This week in Kindergarten we began a new unit of inquiry. The unit comes under the Where We Are in Place and Time transdisciplinary theme, with the Central Idea: By visiting new places we can learn about the world.
The unit began with a provocation. For this unit a world map and the film Finding Nemo were used. The kids were curious straight away about the world map, prompting much discussion about why the map was there and what it had to do with the new unit of inquiry. Eventually, the kids said that perhaps our new unit has something to with visiting countries, adventure and exploring, I added the word ‘journey’ into the conversation.
By this point background knowledge had been activated and curiosity sparked, just from the world map. I then explained that we would be watching a film that has something to do with a journey.
The film was stopped at various points to allow for some turn and talk (Think Pair Share) about the various things they were noticing about the journey Nemo’s father Marlin takes to rescue him. When sharing back to the whole group I used the What Makes You Say That routine to prompt further discussion.
This then led into using the Think-Puzzle-Explore routine to see what they think they already know about journeys, to find out what puzzles them and what their wonderings are, then finally they tried to work out some ways that we could explore and inquire into their questions and wonderings.
The thinking that the kids shared really demonstrated to me that the provocations sparked their curiosity and immediately got them interested in, and thinking about, the elements of the Central Idea and the Lines of Inquiry (1. Reasons for journeys 2. Types of journeys 3. What we take and learn from journeys). They were then able to focus this curiosity into their thoughts for the Think-Puzzle-Explore routine.
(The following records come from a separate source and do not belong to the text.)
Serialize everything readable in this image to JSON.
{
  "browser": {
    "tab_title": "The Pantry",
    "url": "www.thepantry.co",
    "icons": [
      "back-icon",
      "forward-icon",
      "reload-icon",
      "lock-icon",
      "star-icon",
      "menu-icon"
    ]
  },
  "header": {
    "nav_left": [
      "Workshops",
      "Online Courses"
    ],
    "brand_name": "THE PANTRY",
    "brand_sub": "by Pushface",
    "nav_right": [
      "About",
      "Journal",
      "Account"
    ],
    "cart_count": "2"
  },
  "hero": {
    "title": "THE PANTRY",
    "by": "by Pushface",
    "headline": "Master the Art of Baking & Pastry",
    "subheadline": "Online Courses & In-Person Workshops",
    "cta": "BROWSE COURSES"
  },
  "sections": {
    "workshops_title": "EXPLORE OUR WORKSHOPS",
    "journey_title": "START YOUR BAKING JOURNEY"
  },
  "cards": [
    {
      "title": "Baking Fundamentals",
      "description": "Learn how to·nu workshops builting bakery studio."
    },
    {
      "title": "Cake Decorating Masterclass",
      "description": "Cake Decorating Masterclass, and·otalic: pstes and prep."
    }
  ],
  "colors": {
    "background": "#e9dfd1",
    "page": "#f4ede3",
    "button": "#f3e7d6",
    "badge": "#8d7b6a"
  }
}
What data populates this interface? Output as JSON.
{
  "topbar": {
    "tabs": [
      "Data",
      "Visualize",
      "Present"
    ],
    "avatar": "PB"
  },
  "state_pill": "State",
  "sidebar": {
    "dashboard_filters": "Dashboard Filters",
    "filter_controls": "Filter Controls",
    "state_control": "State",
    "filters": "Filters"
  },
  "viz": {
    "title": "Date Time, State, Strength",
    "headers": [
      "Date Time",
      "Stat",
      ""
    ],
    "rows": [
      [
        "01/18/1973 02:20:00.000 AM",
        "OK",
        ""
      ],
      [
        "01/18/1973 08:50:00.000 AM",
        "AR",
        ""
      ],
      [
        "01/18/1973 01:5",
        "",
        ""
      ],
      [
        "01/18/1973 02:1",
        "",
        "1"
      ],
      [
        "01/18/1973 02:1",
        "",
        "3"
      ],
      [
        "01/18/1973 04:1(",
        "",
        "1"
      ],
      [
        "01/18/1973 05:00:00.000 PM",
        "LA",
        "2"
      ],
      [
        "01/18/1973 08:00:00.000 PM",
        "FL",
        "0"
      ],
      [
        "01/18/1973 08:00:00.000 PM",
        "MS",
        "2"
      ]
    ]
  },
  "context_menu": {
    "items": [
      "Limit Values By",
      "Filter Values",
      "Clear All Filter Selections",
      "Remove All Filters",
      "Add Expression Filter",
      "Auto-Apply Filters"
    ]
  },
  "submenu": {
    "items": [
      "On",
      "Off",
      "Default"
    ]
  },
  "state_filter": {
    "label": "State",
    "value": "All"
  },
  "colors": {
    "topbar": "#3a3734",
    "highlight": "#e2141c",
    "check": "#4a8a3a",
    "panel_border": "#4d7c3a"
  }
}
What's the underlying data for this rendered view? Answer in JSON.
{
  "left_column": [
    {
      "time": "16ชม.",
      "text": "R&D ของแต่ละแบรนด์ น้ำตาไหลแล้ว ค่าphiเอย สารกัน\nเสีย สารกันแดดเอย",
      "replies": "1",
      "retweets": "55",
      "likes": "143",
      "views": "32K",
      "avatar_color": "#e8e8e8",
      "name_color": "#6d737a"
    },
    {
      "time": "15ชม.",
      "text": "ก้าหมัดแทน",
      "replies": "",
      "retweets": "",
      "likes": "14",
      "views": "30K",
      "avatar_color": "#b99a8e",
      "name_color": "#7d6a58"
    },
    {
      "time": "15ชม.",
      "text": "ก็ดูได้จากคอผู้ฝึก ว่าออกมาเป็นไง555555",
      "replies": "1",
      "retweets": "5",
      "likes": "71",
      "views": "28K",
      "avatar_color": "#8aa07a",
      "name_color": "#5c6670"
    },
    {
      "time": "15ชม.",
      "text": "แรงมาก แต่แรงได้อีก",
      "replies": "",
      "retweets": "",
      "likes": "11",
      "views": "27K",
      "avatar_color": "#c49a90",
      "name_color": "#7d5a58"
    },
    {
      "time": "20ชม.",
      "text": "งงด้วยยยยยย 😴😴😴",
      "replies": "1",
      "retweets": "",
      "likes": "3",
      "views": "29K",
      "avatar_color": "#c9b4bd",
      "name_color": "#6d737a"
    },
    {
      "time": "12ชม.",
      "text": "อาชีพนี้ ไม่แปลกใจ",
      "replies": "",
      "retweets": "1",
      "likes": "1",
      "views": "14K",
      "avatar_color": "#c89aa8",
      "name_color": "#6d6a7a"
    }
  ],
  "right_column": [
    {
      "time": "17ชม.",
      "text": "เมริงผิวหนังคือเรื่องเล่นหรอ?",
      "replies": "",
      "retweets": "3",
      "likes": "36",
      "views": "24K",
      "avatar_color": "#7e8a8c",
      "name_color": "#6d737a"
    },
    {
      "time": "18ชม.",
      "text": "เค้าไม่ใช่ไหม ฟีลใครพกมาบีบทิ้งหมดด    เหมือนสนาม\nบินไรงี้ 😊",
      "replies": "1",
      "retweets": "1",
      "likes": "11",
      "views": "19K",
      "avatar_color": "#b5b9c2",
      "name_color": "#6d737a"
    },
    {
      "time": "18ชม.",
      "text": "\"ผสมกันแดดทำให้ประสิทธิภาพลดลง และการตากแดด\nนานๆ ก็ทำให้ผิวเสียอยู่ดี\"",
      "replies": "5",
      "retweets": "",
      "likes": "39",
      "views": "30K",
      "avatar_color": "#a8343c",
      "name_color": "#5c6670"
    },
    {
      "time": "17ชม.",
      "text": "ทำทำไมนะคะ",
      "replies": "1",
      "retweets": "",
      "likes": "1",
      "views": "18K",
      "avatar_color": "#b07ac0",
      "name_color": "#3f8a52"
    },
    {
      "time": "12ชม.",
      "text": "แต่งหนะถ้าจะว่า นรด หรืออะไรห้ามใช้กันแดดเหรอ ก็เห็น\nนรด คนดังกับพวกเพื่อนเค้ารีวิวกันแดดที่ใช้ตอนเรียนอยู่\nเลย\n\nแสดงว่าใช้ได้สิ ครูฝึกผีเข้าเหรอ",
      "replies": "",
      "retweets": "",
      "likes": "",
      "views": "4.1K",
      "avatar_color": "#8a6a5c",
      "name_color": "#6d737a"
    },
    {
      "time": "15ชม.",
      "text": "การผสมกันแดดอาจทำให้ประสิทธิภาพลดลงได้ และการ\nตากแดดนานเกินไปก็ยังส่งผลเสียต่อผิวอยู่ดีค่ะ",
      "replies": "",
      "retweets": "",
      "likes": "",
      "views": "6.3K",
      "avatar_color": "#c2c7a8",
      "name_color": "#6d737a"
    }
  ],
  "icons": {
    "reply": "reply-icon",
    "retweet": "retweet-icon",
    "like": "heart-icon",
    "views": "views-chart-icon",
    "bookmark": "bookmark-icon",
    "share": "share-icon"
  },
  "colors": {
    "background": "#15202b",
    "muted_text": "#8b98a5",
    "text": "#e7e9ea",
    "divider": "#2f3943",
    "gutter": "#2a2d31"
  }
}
Some interesting puzzles came up, luggage is a serious business, who wouldn’t want to know why people need to take so much on journeys! Then there’s maps, because maps have stuff, stuff makes them interesting, plus you can find your house! On the flip side, puzzling over why some people take lots of journeys yet others don’t and why some journeys aren’t fun, open some very interesting potential pathways for this inquiry.